RALEIGH, N.C. (WNCN) — Democratic state Senate candidate Valerie Jordan called an effort to get her removed from the ballot “baseless” on Tuesday after Republicans filed a protest claiming she doesn’t live in the district where she’s running for office. 

Jordan is running against Republican state Rep. Bobby Hanig in the state’s third Senate district, which includes Warren County and several other counties in the northeastern part of North Carolina. 

As CBS 17 reported Monday, in the protest Hanig submitted, he included evidence he said shows that Jordan does not live in Warren County but rather continues to live at a home in Raleigh where she lived for many years before launching her campaign. 

Jordan is a current member of the state Board of Transportation. As part of the evidence Hanig submitted, he included photographs taken at Jordan’s home in Raleigh of cars with DOT license plates each day for more than three weeks. Republicans also submitted documents showing she continues to list the Raleigh home as her mailing address for tax purposes with Warren County.  

Jordan changed her voter registration from Wake County to Warren County after the Nov. 2020 election, online records show.  

No one responded at the home in Raleigh on Tuesday. Her campaign did not make her available for an interview about the issue. 

In a statement Jordan released Tuesday, she said: 
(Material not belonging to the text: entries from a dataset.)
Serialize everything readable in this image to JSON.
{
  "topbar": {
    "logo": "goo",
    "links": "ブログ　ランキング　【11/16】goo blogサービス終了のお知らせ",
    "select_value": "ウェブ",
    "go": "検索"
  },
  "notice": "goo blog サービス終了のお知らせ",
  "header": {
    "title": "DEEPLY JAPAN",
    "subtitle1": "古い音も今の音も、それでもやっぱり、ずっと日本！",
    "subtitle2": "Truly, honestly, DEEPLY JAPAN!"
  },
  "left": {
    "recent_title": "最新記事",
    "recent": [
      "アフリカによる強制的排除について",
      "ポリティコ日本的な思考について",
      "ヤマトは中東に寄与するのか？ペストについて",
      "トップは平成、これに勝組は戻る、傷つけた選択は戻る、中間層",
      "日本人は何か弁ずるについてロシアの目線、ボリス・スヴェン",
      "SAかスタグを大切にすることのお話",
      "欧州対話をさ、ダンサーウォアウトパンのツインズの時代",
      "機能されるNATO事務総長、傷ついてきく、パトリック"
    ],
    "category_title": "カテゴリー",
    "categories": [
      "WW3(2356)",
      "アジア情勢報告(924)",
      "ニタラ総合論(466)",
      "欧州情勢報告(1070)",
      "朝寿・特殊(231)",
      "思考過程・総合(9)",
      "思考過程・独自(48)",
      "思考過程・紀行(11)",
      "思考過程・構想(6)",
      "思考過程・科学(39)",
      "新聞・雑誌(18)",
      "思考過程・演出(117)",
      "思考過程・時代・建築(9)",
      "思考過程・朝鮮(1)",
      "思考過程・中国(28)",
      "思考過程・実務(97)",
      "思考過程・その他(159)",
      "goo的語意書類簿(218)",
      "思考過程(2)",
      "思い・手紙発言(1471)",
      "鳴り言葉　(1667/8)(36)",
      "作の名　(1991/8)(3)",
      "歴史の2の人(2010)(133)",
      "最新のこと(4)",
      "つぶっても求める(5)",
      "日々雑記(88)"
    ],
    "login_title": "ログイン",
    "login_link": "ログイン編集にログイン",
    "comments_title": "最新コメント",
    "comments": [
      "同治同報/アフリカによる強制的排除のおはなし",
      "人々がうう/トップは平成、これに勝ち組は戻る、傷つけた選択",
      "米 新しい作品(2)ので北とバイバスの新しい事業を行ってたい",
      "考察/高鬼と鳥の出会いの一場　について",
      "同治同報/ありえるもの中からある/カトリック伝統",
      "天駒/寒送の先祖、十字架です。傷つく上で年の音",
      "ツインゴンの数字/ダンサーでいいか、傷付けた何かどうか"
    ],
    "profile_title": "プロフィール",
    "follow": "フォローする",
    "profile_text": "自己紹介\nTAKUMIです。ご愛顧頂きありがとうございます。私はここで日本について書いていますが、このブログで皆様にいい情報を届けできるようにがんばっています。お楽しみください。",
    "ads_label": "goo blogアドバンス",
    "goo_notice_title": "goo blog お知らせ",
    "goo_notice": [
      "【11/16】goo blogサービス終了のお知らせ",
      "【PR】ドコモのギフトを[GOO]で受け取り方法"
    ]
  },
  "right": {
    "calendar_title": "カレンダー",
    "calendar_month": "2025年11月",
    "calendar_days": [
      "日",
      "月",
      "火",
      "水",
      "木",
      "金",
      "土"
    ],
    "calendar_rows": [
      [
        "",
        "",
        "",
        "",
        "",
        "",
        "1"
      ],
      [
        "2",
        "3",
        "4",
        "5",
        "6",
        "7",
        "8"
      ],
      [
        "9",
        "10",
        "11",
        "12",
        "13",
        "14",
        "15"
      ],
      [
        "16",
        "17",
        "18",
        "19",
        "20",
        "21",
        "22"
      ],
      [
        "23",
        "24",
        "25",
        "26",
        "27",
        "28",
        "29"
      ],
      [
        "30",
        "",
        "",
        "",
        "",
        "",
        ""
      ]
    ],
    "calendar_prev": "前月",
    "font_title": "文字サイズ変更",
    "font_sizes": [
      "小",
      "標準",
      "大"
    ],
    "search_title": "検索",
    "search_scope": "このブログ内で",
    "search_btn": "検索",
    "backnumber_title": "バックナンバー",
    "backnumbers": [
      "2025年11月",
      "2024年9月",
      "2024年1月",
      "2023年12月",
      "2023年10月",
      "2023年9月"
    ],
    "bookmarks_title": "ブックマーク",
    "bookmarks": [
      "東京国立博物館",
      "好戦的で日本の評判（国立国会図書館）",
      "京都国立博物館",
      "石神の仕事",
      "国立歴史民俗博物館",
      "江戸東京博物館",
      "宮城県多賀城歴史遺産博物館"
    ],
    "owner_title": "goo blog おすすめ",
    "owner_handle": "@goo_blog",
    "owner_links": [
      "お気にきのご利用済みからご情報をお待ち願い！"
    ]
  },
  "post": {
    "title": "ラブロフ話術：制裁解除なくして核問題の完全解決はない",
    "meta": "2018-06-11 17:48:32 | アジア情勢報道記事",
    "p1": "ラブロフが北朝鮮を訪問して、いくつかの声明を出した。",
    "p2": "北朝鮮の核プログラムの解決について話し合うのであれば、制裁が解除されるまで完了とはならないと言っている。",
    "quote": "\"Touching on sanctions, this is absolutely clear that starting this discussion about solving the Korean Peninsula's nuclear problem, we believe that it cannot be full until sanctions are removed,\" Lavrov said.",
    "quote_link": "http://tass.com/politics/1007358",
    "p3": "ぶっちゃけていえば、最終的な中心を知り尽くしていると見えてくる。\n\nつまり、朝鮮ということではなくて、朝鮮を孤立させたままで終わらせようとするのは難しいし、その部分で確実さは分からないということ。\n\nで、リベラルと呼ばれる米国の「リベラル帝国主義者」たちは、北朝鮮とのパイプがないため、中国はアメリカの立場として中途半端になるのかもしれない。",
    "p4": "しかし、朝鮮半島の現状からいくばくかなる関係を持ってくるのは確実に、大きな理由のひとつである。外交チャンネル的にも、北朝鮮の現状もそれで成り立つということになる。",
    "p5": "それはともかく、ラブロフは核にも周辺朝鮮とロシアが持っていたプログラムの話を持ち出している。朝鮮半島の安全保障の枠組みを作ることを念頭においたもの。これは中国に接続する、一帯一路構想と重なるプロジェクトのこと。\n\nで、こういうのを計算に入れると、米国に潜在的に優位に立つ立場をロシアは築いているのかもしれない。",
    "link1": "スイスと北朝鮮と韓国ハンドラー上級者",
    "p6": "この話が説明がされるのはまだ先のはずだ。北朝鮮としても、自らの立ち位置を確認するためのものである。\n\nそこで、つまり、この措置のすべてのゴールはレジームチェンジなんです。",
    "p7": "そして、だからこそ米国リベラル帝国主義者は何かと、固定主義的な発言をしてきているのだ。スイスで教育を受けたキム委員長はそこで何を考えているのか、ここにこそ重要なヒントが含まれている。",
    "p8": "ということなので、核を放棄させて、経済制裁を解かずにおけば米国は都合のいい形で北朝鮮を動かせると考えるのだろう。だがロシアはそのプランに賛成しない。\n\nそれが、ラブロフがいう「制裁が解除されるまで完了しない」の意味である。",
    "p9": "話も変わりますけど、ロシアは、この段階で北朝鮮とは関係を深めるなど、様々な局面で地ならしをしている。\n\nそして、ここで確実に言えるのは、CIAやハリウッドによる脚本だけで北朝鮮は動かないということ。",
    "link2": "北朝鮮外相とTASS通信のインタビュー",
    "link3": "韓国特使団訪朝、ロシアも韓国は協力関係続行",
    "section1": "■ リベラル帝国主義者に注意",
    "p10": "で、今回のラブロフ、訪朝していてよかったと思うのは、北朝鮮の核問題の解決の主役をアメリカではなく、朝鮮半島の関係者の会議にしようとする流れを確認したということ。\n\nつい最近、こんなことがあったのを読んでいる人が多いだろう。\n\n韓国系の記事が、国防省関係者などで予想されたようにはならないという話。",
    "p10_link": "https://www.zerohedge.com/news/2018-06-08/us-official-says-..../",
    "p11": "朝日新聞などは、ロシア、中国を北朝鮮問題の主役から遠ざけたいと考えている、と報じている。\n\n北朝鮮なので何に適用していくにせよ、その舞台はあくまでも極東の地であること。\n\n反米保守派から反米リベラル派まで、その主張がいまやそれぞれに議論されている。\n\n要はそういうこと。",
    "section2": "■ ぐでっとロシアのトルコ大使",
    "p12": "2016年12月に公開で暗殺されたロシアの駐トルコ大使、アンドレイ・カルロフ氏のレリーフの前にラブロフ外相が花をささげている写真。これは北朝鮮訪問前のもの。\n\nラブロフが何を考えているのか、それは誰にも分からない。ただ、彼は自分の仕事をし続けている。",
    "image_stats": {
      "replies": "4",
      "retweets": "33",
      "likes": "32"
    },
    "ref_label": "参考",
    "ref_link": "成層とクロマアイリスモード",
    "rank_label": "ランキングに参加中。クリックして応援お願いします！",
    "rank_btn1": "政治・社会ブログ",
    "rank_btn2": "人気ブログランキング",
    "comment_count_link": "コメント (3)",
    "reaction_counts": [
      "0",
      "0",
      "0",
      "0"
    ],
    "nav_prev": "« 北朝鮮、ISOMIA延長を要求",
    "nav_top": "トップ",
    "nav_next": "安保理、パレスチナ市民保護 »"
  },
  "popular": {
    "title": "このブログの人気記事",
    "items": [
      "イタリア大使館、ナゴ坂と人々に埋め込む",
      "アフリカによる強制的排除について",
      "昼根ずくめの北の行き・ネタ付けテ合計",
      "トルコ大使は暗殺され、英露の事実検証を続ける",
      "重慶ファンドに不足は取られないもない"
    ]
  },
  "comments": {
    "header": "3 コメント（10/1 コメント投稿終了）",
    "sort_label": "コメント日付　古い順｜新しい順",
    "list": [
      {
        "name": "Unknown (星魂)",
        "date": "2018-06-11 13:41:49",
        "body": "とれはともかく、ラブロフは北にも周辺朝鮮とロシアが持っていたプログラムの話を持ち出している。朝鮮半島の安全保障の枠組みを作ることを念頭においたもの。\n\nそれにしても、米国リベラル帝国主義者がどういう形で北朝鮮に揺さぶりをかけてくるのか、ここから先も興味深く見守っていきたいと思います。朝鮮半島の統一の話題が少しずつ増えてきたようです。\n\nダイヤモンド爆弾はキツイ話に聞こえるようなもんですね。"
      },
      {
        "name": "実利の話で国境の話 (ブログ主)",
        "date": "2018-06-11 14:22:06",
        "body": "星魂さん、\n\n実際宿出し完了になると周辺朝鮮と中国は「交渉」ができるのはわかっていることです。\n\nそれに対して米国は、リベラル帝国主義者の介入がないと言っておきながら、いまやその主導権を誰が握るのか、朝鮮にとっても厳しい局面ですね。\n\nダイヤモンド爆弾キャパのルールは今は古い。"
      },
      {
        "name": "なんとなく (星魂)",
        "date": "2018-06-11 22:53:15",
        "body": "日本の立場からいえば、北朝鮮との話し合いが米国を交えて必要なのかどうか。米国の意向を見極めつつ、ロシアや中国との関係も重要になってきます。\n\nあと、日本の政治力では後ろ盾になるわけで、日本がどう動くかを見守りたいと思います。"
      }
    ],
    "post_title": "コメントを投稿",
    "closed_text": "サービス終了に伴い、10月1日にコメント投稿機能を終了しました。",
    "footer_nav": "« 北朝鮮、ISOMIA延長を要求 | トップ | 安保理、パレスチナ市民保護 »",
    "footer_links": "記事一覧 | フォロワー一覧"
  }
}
“I was born and raised in Warren County. I went to school here, I put in tobacco here, and I raised my daughter here. While I did move to Raleigh for work, years ago, I began commuting back to Warrenton daily to take care of my dying mother. Caring for my mother while she was sick was a deeply painful experience, but the support I received from my Warrenton family and friends reminded me of just how much I love this community and it inspired me to move back home after her passing in 2020. Warrenton is my home, where I pray on Sunday, and where I host our family dinners. Anyone that would suggest that I don’t live in Warrenton clearly doesn’t know Warrenton, which is exactly what’s wrong with Raleigh politicians like Bobby Hanig. This part of our state has been left behind for too long and I look forward to putting eastern North Carolina back on the agenda when elected.”  

In an interview Tuesday, Hanig said there’s a “litany of issues” and called for election officials to remove Jordan’s name from the ballot.  

“These folks need the representation they deserve. And, someone living in Raleigh just isn’t going to give it to them,” Hanig said. “The evidence is just completely overwhelming, so compelling that she does not live there. Ideally, she would step aside and let someone that lives in the district run for the race.” 

Pat Gannon, a spokesperson for the NC State Board of Elections, said a party’s nominee can withdraw their name from a race up until the time absentee ballots begin to go out to voters, which is Sept. 9. 

If there’s enough time, a replacement nominee’s name could be on the ballot. However, if there is not enough time, any votes cast for the original candidate would count toward the replacement candidate.  

Chris Cooper, an expert on state politics at Western Carolina University, said when he reviewed the protest he found it “compelling” but noted there have been mixed outcomes with similar challenges in the past.    

“We see these challenges from time to time. A lot of folks have multiple houses, maybe they have a rental house somewhere else. But, this does look fairly compelling,” he said.  

The protest comes during an election in which Republicans are hopeful they will retake a veto-proof supermajority in the General Assembly. 

Jordan defeated current Sen. Ernestine Bazemore in the Democratic primary this year. Republicans need to flip at least two seats currently held by Democrats in order to achieve a supermajority in the Senate.  

Based on recent voting history, the district favors Democrats by about five percentage points.  

Jordan recently stood with Gov. Roy Cooper (D) at a press conference on abortion access as he highlighted the critical races across North Carolina that will determine whether Republicans win a supermajority or if Democrats can hang onto enough seats to prevent that.  

“If the Republicans were going to pick off a Democratic district, this would be a pretty good candidate to do it,” Cooper said. “You’ve got Bobby Hanig, the Republican who’s running for higher office, who is certainly an extremely conservative Republican who has denied some things about the 2020 election who is running in a Democrat +5 district. So, even if Jordan isn’t the candidate, that doesn’t necessarily mean the Republicans are going to take this seat.”